- _What the exercise asks_: Apart from the images, every record below must be given again without alteration.

Records shown below:

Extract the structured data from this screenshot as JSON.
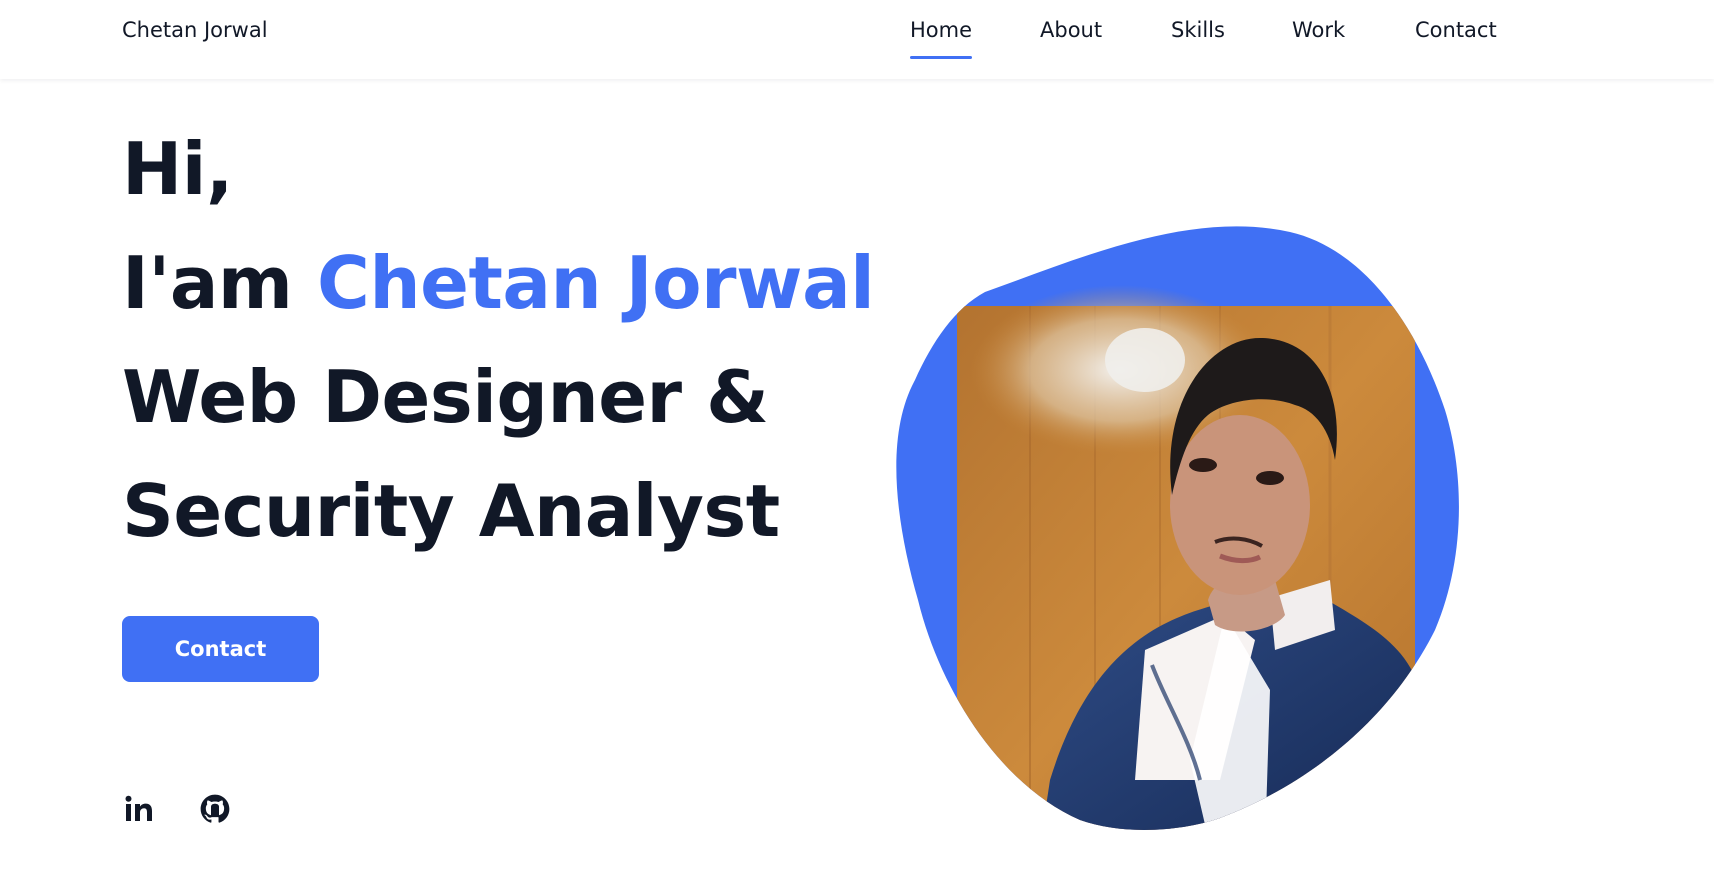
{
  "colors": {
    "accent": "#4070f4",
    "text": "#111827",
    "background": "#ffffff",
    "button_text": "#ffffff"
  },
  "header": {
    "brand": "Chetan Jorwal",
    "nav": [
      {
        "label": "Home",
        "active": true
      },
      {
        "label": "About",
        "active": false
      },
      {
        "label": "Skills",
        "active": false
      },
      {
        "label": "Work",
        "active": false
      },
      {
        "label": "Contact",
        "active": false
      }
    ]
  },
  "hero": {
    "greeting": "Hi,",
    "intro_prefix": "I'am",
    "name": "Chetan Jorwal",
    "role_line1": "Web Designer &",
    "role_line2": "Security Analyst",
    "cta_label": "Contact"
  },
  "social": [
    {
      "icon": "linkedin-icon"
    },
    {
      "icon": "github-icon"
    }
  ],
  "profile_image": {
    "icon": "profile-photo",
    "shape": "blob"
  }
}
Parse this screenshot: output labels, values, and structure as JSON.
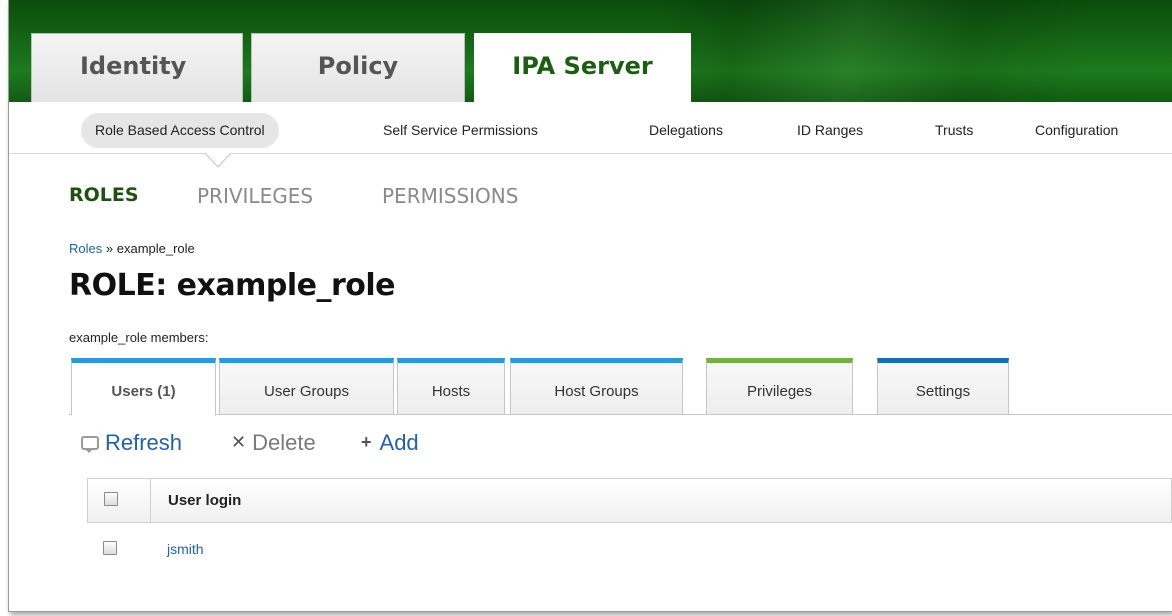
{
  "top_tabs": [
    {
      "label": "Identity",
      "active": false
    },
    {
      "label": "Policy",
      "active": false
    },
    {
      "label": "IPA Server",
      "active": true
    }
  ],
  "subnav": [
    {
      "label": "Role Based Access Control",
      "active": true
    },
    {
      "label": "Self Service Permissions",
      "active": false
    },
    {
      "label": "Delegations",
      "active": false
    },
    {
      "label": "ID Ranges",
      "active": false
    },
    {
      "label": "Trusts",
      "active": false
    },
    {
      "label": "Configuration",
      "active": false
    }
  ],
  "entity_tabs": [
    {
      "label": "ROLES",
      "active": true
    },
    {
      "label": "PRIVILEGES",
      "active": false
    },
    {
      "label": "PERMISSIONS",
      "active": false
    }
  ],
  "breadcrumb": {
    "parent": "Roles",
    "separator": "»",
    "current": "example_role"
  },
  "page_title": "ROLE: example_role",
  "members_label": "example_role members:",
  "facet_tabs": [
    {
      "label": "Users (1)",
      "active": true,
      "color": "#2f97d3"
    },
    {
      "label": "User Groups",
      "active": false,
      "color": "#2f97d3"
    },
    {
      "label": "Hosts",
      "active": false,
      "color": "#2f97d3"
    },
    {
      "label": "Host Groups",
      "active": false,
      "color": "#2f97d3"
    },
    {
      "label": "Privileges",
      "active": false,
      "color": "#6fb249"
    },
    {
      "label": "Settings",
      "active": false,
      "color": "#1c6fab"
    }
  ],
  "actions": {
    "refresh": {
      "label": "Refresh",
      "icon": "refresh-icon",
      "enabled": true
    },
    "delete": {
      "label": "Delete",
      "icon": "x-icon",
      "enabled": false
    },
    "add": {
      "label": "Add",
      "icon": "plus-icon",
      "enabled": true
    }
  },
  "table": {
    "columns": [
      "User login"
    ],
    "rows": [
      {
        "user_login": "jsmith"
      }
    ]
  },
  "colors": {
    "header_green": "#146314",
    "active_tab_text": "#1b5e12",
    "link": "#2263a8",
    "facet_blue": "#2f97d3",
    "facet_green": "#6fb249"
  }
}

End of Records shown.

- _Exercise solution_:
Extract the structured data from this screenshot as JSON.
{
  "colors": {
    "accent": "#4070f4",
    "text": "#111827",
    "background": "#ffffff",
    "button_text": "#ffffff"
  },
  "header": {
    "brand": "Chetan Jorwal",
    "nav": [
      {
        "label": "Home",
        "active": true
      },
      {
        "label": "About",
        "active": false
      },
      {
        "label": "Skills",
        "active": false
      },
      {
        "label": "Work",
        "active": false
      },
      {
        "label": "Contact",
        "active": false
      }
    ]
  },
  "hero": {
    "greeting": "Hi,",
    "intro_prefix": "I'am",
    "name": "Chetan Jorwal",
    "role_line1": "Web Designer &",
    "role_line2": "Security Analyst",
    "cta_label": "Contact"
  },
  "social": [
    {
      "icon": "linkedin-icon"
    },
    {
      "icon": "github-icon"
    }
  ],
  "profile_image": {
    "icon": "profile-photo",
    "shape": "blob"
  }
}
Parse this screenshot: output labels, values, and structure as JSON.
{
  "top_tabs": [
    {
      "label": "Identity",
      "active": false
    },
    {
      "label": "Policy",
      "active": false
    },
    {
      "label": "IPA Server",
      "active": true
    }
  ],
  "subnav": [
    {
      "label": "Role Based Access Control",
      "active": true
    },
    {
      "label": "Self Service Permissions",
      "active": false
    },
    {
      "label": "Delegations",
      "active": false
    },
    {
      "label": "ID Ranges",
      "active": false
    },
    {
      "label": "Trusts",
      "active": false
    },
    {
      "label": "Configuration",
      "active": false
    }
  ],
  "entity_tabs": [
    {
      "label": "ROLES",
      "active": true
    },
    {
      "label": "PRIVILEGES",
      "active": false
    },
    {
      "label": "PERMISSIONS",
      "active": false
    }
  ],
  "breadcrumb": {
    "parent": "Roles",
    "separator": "»",
    "current": "example_role"
  },
  "page_title": "ROLE: example_role",
  "members_label": "example_role members:",
  "facet_tabs": [
    {
      "label": "Users (1)",
      "active": true,
      "color": "#2f97d3"
    },
    {
      "label": "User Groups",
      "active": false,
      "color": "#2f97d3"
    },
    {
      "label": "Hosts",
      "active": false,
      "color": "#2f97d3"
    },
    {
      "label": "Host Groups",
      "active": false,
      "color": "#2f97d3"
    },
    {
      "label": "Privileges",
      "active": false,
      "color": "#6fb249"
    },
    {
      "label": "Settings",
      "active": false,
      "color": "#1c6fab"
    }
  ],
  "actions": {
    "refresh": {
      "label": "Refresh",
      "icon": "refresh-icon",
      "enabled": true
    },
    "delete": {
      "label": "Delete",
      "icon": "x-icon",
      "enabled": false
    },
    "add": {
      "label": "Add",
      "icon": "plus-icon",
      "enabled": true
    }
  },
  "table": {
    "columns": [
      "User login"
    ],
    "rows": [
      {
        "user_login": "jsmith"
      }
    ]
  },
  "colors": {
    "header_green": "#146314",
    "active_tab_text": "#1b5e12",
    "link": "#2263a8",
    "facet_blue": "#2f97d3",
    "facet_green": "#6fb249"
  }
}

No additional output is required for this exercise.